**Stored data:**
....
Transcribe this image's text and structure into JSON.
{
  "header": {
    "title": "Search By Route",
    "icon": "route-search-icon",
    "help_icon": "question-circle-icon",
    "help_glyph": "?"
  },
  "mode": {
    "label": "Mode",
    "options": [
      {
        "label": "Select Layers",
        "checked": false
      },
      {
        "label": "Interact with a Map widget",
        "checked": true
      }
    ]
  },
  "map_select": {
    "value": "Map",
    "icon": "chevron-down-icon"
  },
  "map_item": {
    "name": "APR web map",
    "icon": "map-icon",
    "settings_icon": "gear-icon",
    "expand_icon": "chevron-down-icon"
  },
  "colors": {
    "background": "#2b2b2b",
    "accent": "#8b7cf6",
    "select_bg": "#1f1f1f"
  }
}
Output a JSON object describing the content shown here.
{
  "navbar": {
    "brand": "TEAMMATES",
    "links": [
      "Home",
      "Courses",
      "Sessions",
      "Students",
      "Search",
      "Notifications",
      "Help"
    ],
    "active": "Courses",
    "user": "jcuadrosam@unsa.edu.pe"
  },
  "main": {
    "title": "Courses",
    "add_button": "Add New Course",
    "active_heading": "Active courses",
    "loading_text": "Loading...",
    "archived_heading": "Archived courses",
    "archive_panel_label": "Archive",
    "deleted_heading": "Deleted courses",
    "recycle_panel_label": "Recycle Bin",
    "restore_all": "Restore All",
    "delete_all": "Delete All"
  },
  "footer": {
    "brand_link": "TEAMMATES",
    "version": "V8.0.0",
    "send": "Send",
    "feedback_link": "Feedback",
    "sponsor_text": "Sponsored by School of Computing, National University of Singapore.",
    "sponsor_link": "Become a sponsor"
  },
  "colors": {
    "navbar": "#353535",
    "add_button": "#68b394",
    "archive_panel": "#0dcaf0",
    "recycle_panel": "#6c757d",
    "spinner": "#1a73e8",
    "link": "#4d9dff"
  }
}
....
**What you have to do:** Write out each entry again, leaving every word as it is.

**Solution to the exercise:**
Transcribe this image's text and structure into JSON.
{
  "header": {
    "title": "Search By Route",
    "icon": "route-search-icon",
    "help_icon": "question-circle-icon",
    "help_glyph": "?"
  },
  "mode": {
    "label": "Mode",
    "options": [
      {
        "label": "Select Layers",
        "checked": false
      },
      {
        "label": "Interact with a Map widget",
        "checked": true
      }
    ]
  },
  "map_select": {
    "value": "Map",
    "icon": "chevron-down-icon"
  },
  "map_item": {
    "name": "APR web map",
    "icon": "map-icon",
    "settings_icon": "gear-icon",
    "expand_icon": "chevron-down-icon"
  },
  "colors": {
    "background": "#2b2b2b",
    "accent": "#8b7cf6",
    "select_bg": "#1f1f1f"
  }
}
Output a JSON object describing the content shown here.
{
  "navbar": {
    "brand": "TEAMMATES",
    "links": [
      "Home",
      "Courses",
      "Sessions",
      "Students",
      "Search",
      "Notifications",
      "Help"
    ],
    "active": "Courses",
    "user": "jcuadrosam@unsa.edu.pe"
  },
  "main": {
    "title": "Courses",
    "add_button": "Add New Course",
    "active_heading": "Active courses",
    "loading_text": "Loading...",
    "archived_heading": "Archived courses",
    "archive_panel_label": "Archive",
    "deleted_heading": "Deleted courses",
    "recycle_panel_label": "Recycle Bin",
    "restore_all": "Restore All",
    "delete_all": "Delete All"
  },
  "footer": {
    "brand_link": "TEAMMATES",
    "version": "V8.0.0",
    "send": "Send",
    "feedback_link": "Feedback",
    "sponsor_text": "Sponsored by School of Computing, National University of Singapore.",
    "sponsor_link": "Become a sponsor"
  },
  "colors": {
    "navbar": "#353535",
    "add_button": "#68b394",
    "archive_panel": "#0dcaf0",
    "recycle_panel": "#6c757d",
    "spinner": "#1a73e8",
    "link": "#4d9dff"
  }
}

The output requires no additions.